* Work required
Set down the line that has "What's the underlying" and each line beneath it, through the last line of the entries, exactly and with no others.

* Dataset
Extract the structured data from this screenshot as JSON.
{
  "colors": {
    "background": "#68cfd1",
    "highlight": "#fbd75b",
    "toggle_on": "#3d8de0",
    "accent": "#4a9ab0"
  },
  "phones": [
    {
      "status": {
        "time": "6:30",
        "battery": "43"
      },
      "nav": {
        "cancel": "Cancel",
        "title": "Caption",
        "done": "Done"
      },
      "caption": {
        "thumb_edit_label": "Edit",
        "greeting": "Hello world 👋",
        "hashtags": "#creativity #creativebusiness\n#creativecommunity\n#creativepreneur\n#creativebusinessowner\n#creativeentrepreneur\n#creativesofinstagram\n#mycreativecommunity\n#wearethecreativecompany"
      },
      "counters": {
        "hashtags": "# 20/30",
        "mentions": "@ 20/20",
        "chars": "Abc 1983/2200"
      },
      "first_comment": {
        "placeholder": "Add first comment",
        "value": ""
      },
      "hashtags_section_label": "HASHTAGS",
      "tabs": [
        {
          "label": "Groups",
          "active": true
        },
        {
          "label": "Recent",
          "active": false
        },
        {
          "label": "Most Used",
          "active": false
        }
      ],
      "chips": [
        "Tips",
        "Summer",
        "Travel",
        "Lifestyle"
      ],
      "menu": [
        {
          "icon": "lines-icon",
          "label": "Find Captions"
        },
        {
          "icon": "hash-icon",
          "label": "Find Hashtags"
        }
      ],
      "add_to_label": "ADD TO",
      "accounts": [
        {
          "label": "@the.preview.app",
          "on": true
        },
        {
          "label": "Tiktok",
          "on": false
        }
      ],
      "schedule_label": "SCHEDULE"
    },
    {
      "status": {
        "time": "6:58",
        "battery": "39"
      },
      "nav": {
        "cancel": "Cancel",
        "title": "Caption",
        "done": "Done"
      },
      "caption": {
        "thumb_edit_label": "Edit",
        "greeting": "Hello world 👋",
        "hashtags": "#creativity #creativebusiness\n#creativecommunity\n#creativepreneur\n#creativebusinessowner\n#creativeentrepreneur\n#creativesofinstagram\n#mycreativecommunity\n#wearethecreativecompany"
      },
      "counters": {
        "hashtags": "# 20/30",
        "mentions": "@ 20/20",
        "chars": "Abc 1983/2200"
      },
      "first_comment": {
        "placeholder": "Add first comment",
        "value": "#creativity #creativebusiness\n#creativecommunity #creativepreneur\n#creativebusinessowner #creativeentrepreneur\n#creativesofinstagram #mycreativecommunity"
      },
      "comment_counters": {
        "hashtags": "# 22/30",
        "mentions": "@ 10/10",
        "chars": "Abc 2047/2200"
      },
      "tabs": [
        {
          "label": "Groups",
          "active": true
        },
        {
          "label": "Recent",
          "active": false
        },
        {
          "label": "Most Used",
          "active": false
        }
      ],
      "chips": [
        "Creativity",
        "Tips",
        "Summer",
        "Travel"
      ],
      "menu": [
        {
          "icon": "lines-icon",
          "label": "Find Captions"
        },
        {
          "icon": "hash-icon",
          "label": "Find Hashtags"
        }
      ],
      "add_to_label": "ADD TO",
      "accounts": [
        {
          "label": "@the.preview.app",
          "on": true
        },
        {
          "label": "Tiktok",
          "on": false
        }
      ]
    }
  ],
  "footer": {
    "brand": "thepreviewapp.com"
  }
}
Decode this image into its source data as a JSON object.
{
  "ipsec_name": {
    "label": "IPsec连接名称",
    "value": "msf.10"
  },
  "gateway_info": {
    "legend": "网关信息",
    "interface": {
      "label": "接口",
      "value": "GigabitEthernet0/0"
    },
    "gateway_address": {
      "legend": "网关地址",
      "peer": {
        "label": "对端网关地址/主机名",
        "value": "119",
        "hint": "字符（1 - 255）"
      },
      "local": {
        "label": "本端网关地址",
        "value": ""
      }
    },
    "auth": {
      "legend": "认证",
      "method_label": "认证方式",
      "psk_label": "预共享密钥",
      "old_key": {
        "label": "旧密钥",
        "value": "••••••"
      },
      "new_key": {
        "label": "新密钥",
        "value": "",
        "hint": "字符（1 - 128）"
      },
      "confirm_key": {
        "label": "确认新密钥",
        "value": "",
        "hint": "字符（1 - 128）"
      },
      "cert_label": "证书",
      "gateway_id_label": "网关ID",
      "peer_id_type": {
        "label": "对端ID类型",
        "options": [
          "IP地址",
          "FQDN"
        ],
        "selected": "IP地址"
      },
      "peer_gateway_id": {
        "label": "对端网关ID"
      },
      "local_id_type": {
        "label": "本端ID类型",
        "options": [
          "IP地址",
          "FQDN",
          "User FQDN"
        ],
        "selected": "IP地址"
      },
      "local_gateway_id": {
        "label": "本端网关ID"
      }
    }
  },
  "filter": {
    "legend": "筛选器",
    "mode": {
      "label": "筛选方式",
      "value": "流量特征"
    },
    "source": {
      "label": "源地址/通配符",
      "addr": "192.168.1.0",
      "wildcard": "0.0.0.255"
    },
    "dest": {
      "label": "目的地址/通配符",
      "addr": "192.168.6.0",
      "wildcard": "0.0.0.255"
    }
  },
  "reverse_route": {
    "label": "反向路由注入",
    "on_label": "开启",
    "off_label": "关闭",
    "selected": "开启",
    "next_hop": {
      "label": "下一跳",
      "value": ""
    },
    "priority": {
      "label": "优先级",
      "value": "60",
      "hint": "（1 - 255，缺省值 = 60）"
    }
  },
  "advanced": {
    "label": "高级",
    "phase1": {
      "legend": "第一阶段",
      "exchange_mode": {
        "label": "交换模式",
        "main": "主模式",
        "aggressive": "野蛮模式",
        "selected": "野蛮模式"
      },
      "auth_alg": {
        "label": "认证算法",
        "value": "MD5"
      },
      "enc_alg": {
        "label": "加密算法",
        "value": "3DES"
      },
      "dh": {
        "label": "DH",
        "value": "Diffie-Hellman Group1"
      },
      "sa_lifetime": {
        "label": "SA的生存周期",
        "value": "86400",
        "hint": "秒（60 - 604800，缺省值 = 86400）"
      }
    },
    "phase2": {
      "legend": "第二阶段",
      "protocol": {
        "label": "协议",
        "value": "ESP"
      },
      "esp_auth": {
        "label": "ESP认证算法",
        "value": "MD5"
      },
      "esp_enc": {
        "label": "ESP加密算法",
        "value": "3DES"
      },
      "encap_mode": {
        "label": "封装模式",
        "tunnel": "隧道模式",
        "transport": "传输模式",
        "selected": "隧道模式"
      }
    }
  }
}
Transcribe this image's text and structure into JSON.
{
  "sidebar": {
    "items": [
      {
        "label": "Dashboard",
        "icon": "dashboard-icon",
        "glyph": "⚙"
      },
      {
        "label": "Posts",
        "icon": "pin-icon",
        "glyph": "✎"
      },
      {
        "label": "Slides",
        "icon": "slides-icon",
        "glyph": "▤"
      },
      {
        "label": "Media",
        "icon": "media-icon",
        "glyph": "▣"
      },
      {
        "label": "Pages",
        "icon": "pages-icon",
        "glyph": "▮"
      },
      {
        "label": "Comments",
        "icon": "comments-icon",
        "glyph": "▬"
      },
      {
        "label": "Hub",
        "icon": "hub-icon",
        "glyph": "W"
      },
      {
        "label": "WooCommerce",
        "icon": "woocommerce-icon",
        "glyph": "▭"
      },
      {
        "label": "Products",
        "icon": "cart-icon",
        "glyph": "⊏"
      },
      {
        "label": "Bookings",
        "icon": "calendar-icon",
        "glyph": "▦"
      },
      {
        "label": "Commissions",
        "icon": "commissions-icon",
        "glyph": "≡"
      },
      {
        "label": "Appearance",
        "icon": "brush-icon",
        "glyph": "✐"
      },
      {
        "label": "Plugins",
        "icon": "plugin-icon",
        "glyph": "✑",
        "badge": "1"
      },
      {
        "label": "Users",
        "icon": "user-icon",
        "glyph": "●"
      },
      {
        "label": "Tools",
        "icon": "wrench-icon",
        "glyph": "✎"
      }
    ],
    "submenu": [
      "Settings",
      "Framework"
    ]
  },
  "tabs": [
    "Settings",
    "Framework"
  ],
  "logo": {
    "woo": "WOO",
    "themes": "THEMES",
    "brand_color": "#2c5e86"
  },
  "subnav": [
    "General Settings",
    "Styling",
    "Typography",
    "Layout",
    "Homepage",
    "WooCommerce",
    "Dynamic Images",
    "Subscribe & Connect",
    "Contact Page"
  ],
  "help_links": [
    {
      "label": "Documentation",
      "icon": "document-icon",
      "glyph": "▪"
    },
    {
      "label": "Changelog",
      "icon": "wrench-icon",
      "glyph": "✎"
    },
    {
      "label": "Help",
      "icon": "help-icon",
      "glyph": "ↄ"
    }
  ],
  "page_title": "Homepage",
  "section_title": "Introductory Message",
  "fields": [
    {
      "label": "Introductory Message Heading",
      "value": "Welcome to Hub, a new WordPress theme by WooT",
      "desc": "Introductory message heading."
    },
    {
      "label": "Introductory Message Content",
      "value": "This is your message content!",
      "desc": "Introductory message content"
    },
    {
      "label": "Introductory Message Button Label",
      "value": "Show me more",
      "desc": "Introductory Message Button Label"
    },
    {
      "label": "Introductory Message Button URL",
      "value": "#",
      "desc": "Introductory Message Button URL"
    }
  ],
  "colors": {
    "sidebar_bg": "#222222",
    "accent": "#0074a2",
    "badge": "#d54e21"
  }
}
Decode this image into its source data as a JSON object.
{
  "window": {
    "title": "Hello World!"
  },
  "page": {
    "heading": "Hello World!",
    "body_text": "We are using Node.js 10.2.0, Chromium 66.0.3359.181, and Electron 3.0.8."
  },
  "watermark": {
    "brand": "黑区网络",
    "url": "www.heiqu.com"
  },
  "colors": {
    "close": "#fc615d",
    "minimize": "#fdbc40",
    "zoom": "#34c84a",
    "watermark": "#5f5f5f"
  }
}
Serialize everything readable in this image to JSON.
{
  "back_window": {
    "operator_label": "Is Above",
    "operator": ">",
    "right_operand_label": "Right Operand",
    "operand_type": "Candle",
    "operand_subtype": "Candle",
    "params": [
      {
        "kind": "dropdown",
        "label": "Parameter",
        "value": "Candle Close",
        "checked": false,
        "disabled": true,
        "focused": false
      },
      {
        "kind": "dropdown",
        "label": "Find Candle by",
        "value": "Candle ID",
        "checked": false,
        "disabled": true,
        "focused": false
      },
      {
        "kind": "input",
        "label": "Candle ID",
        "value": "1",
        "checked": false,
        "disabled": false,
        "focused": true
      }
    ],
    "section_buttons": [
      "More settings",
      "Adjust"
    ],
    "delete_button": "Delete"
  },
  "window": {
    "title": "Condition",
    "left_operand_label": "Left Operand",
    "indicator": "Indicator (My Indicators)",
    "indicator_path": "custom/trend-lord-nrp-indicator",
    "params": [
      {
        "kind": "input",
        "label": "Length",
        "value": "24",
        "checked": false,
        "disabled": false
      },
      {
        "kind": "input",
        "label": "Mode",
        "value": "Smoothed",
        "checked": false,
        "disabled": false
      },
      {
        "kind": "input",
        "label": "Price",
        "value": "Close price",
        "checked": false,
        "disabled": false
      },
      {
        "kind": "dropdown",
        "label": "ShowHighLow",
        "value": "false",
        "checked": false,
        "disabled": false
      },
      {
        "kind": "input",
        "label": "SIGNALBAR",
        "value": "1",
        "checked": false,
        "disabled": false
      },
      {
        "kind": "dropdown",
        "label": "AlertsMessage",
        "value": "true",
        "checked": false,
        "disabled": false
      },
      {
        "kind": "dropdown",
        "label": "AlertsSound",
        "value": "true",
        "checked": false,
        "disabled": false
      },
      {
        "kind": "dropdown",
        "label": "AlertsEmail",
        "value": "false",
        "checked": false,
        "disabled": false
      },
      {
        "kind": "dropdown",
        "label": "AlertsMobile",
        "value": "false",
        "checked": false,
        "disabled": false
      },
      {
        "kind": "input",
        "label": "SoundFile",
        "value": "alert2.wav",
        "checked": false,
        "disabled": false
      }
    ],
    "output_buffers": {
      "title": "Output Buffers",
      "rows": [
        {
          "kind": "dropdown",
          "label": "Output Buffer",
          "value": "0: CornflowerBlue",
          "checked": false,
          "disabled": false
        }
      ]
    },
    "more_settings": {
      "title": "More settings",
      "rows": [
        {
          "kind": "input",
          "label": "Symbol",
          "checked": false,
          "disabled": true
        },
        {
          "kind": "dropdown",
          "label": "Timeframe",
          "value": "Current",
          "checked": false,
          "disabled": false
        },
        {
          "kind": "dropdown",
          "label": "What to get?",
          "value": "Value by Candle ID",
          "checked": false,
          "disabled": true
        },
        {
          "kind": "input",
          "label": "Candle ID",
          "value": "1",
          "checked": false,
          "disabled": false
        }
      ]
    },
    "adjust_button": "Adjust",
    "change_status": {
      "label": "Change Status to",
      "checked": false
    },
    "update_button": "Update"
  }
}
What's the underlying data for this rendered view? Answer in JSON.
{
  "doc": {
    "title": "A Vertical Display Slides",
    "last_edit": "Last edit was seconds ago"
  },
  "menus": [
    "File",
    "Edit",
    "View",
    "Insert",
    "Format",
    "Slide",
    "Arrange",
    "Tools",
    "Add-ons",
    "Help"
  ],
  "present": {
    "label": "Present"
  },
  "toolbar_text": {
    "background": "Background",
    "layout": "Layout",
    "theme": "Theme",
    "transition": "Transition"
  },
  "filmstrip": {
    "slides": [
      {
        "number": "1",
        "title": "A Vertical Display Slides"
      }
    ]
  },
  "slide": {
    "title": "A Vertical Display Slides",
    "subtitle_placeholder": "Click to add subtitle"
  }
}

* Answer to the problem
What's the underlying data for this rendered view? Answer in JSON.
{
  "doc": {
    "title": "A Vertical Display Slides",
    "last_edit": "Last edit was seconds ago"
  },
  "menus": [
    "File",
    "Edit",
    "View",
    "Insert",
    "Format",
    "Slide",
    "Arrange",
    "Tools",
    "Add-ons",
    "Help"
  ],
  "present": {
    "label": "Present"
  },
  "toolbar_text": {
    "background": "Background",
    "layout": "Layout",
    "theme": "Theme",
    "transition": "Transition"
  },
  "filmstrip": {
    "slides": [
      {
        "number": "1",
        "title": "A Vertical Display Slides"
      }
    ]
  },
  "slide": {
    "title": "A Vertical Display Slides",
    "subtitle_placeholder": "Click to add subtitle"
  }
}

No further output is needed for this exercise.